18. Max and Cotton,
19. Max and the Lady,
20. Max and the Dowager,
21. Destiny Remembers II,
23. Red Herrings,
25. Born and Bred,
28. From Russia with Love,
About the Author,
Also by G. M. Malliet,
Most Helpful Customer Reviews
Father Max is once again in the midst of murder, a trend not unnoticed by his bishop. The church ladies are clashing, as are the worthies of the Manor. Add in a stranger in town and you have the makings of murder. At the end, a new chaperone in Max and Awena's lives may be beginning. Very well written, as usual.

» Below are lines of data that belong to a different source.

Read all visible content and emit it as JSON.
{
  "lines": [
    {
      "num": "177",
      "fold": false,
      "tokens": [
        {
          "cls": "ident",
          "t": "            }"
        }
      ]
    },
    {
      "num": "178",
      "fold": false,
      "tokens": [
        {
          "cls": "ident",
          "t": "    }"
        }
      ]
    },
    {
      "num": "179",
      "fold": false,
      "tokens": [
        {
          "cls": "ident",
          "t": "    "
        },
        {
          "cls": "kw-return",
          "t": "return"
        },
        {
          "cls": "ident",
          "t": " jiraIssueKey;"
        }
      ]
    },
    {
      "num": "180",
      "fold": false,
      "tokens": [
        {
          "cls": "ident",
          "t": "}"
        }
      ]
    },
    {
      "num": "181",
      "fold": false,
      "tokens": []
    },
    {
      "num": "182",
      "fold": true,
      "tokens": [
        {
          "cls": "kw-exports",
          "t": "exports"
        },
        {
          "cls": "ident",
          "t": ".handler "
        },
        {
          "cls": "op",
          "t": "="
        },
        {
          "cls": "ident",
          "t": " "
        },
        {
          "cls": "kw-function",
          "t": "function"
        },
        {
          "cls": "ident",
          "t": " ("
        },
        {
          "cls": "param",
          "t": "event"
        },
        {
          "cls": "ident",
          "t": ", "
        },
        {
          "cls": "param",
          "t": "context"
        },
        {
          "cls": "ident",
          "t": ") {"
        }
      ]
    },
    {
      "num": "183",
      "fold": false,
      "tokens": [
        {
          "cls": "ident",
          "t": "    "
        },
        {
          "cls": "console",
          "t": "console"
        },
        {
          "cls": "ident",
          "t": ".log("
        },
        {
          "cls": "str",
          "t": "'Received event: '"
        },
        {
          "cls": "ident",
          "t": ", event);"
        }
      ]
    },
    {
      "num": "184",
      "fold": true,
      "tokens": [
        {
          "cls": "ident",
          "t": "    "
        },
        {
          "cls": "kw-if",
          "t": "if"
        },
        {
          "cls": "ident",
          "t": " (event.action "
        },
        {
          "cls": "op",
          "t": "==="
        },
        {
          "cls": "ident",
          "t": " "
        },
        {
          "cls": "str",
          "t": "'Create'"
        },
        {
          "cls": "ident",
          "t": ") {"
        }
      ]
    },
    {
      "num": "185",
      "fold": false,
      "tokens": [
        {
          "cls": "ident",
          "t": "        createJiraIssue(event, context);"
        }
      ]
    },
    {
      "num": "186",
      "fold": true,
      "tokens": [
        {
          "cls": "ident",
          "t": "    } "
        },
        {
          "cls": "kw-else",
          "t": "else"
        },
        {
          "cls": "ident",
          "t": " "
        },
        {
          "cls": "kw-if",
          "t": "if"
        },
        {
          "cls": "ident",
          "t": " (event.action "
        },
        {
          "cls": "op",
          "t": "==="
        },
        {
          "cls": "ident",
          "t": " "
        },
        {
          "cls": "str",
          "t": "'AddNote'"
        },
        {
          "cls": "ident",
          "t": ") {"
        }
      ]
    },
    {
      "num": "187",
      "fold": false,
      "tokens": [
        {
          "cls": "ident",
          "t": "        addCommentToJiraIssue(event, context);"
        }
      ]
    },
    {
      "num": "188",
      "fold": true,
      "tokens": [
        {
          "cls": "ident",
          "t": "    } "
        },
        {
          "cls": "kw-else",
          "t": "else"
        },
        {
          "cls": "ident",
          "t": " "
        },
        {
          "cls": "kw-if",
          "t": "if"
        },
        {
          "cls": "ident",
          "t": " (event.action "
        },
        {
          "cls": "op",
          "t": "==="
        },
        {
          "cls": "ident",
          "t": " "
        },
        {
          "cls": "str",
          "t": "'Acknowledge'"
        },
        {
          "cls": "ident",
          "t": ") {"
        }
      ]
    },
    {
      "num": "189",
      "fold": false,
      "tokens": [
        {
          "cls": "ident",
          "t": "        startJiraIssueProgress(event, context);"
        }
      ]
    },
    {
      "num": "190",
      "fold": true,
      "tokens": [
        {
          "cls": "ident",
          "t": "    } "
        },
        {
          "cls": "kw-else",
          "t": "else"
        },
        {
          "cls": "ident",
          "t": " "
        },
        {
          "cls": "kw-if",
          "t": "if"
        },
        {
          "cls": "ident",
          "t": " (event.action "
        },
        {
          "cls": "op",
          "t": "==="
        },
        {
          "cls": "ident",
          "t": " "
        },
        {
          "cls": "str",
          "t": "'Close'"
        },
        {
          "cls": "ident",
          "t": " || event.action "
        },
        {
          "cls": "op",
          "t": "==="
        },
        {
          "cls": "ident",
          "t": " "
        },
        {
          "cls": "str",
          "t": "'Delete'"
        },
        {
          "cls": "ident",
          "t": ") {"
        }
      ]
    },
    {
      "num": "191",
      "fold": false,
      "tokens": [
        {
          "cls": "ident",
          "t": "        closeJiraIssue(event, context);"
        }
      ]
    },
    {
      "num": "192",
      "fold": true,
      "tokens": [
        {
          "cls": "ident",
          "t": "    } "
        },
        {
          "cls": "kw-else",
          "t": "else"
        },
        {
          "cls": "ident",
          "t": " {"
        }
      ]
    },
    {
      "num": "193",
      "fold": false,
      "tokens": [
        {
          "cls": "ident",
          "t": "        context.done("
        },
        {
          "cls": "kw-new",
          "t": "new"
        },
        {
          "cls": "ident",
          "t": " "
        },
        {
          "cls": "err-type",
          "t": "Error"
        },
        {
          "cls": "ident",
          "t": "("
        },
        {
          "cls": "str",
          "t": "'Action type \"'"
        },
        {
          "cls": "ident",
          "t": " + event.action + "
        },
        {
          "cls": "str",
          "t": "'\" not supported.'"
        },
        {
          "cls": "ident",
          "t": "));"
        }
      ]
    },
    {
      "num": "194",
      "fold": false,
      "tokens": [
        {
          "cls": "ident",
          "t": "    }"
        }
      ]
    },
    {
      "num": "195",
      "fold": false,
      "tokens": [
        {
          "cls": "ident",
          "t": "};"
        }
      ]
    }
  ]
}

This is one of those cozy mysteries that permeates a sense of well-being with every word. I adore listening to the audio book, as I can knit as I hear the novel, making me feel doubly productive. This novel utilizes the movie "Strangers on a Train" as attempting to commit a murder, but providing an alibi. The characters run the gamut from silly to evil, and all the adjectives in between the mix. Max Tudor solves a mystery introduced in earlier novels concerning the killing of his past partner. The description of the English countryside and the events of this small community endear this series to the reader. A nice story that does not leave fear and suspicion in the reader's mind.